[[ Source material, beginning ]]
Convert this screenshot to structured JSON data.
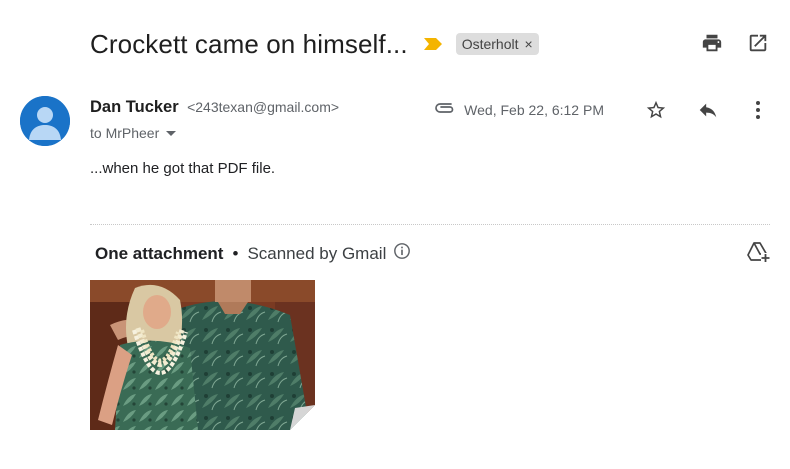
{
  "email": {
    "subject": "Crockett came on himself...",
    "label": "Osterholt",
    "label_remove": "×",
    "sender_name": "Dan Tucker",
    "sender_email": "<243texan@gmail.com>",
    "to_text": "to MrPheer",
    "date": "Wed, Feb 22, 6:12 PM",
    "body": "...when he got that PDF file."
  },
  "attachments": {
    "count_label": "One attachment",
    "separator": "•",
    "scan_label": "Scanned by Gmail"
  },
  "icons": {
    "importance": "importance-marker-icon",
    "print": "print-icon",
    "open_new_window": "open-in-new-window-icon",
    "attachment": "paperclip-icon",
    "star": "star-icon",
    "reply": "reply-icon",
    "more": "more-vert-icon",
    "info": "info-icon",
    "add_to_drive": "add-to-drive-icon"
  },
  "colors": {
    "avatar_bg": "#1a73c8",
    "importance": "#f4b400",
    "label_chip_bg": "#dddddd"
  }
}
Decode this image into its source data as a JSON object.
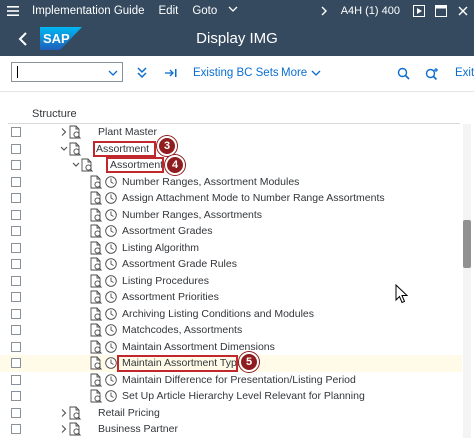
{
  "titlebar": {
    "menu": [
      "Implementation Guide",
      "Edit",
      "Goto"
    ],
    "system": "A4H (1) 400",
    "icons": [
      "hamburger-menu-icon",
      "chevron-down-icon",
      "chevron-right-icon",
      "play-icon",
      "window-icon",
      "close-icon"
    ]
  },
  "header": {
    "title": "Display IMG",
    "logo_text": "SAP",
    "brand_color": "#354a5f",
    "logo_color": "#1c8fd8"
  },
  "toolbar": {
    "command_value": "",
    "existing_bc_sets": "Existing BC Sets",
    "more": "More",
    "exit": "Exit",
    "icons": [
      "collapse-all-icon",
      "expand-subtree-icon",
      "find-icon",
      "find-next-icon"
    ]
  },
  "structure": {
    "header": "Structure",
    "rows": [
      {
        "label": "Plant Master",
        "expander": "closed"
      },
      {
        "label": "Assortment",
        "expander": "open"
      },
      {
        "label": "Assortment",
        "expander": "open"
      },
      {
        "label": "Number Ranges, Assortment Modules"
      },
      {
        "label": "Assign Attachment Mode to Number Range Assortments"
      },
      {
        "label": "Number Ranges, Assortments"
      },
      {
        "label": "Assortment Grades"
      },
      {
        "label": "Listing Algorithm"
      },
      {
        "label": "Assortment Grade Rules"
      },
      {
        "label": "Listing Procedures"
      },
      {
        "label": "Assortment Priorities"
      },
      {
        "label": "Archiving Listing Conditions and Modules"
      },
      {
        "label": "Matchcodes, Assortments"
      },
      {
        "label": "Maintain Assortment Dimensions"
      },
      {
        "label": "Maintain Assortment Types",
        "selected": true
      },
      {
        "label": "Maintain Difference for Presentation/Listing Period"
      },
      {
        "label": "Set Up Article Hierarchy Level Relevant for Planning"
      },
      {
        "label": "Retail Pricing",
        "expander": "closed"
      },
      {
        "label": "Business Partner",
        "expander": "closed"
      }
    ]
  },
  "callouts": [
    "3",
    "4",
    "5"
  ],
  "colors": {
    "callout": "#c0282d",
    "badge": "#8f1d1f",
    "link": "#0a6ed1",
    "selected_row": "#fffbe8"
  }
}
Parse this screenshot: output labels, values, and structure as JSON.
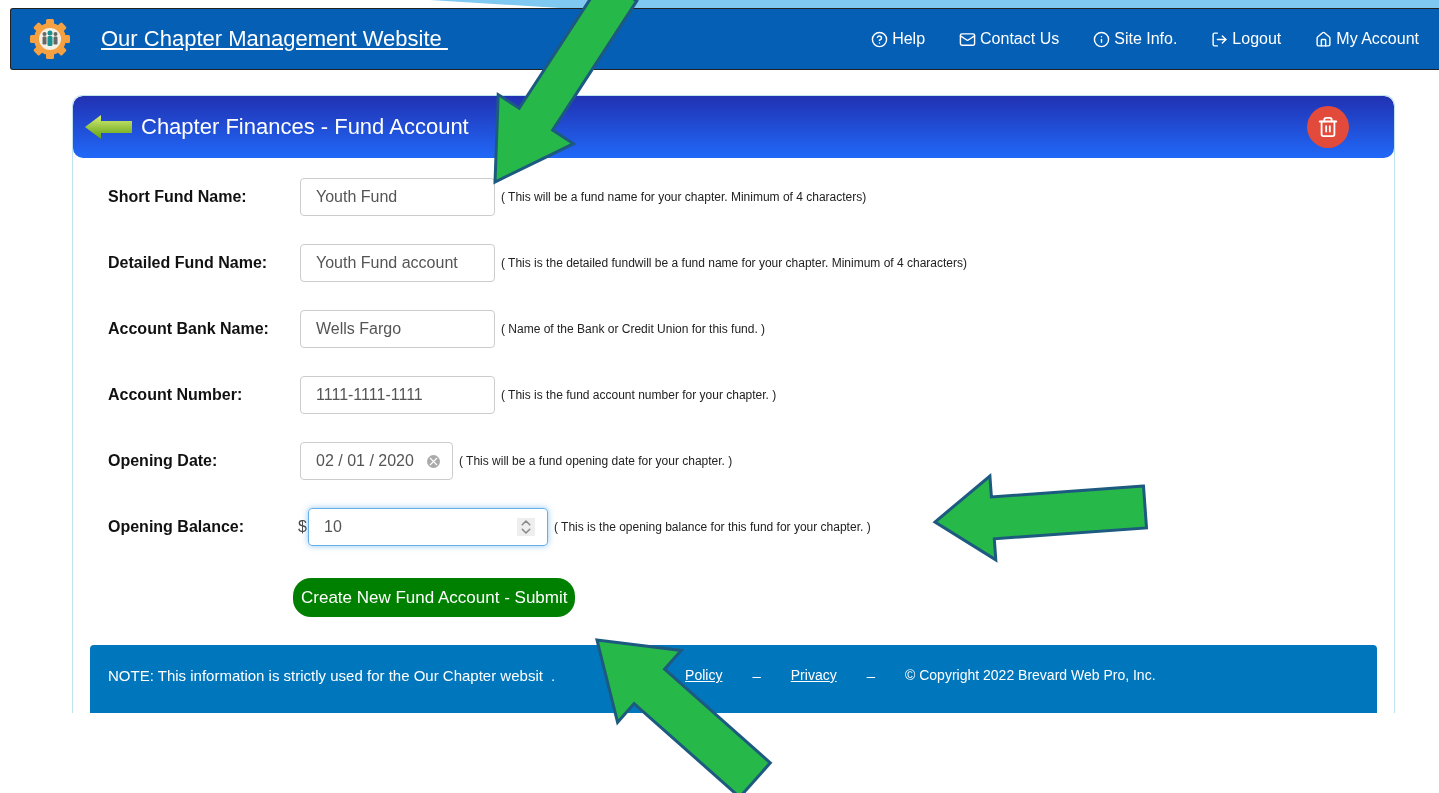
{
  "site": {
    "title": "Our Chapter Management Website ",
    "nav": [
      {
        "kind": "help",
        "label": "Help"
      },
      {
        "kind": "mail",
        "label": "Contact Us"
      },
      {
        "kind": "info",
        "label": "Site Info."
      },
      {
        "kind": "logout",
        "label": "Logout"
      },
      {
        "kind": "home",
        "label": "My Account"
      }
    ]
  },
  "panel": {
    "title": "Chapter Finances - Fund Account",
    "fields": [
      {
        "kind": "text",
        "label": "Short Fund Name:",
        "value": "Youth Fund",
        "hint": "( This will be a fund name for your chapter. Minimum of 4 characters)",
        "focused": false
      },
      {
        "kind": "text",
        "label": "Detailed Fund Name:",
        "value": "Youth Fund account",
        "hint": "( This is the detailed fundwill be a fund name for your chapter. Minimum of 4 characters)",
        "focused": false
      },
      {
        "kind": "text",
        "label": "Account Bank Name:",
        "value": "Wells Fargo",
        "hint": "( Name of the Bank or Credit Union for this fund. )",
        "focused": false
      },
      {
        "kind": "text",
        "label": "Account Number:",
        "value": "1111-1111-1111",
        "hint": "( This is the fund account number for your chapter. )",
        "focused": false
      },
      {
        "kind": "date",
        "label": "Opening Date:",
        "value": "02 / 01 / 2020",
        "hint": "( This will be a fund opening date for your chapter. )",
        "focused": false
      },
      {
        "kind": "number",
        "label": "Opening Balance:",
        "prefix": "$",
        "value": "10",
        "hint": "( This is the opening balance for this fund for your chapter. )",
        "focused": true
      }
    ],
    "submit": "Create New Fund Account - Submit",
    "footer": {
      "note": "NOTE: This information is strictly used for the Our Chapter websit",
      "dot": ".",
      "links": [
        {
          "kind": "link",
          "text": "Policy"
        },
        {
          "kind": "sep",
          "text": "–"
        },
        {
          "kind": "link",
          "text": "Privacy"
        },
        {
          "kind": "sep",
          "text": "–"
        },
        {
          "kind": "plain",
          "text": "© Copyright 2022 Brevard Web Pro, Inc."
        }
      ]
    }
  }
}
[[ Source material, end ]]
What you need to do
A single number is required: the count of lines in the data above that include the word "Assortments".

Exercise response
3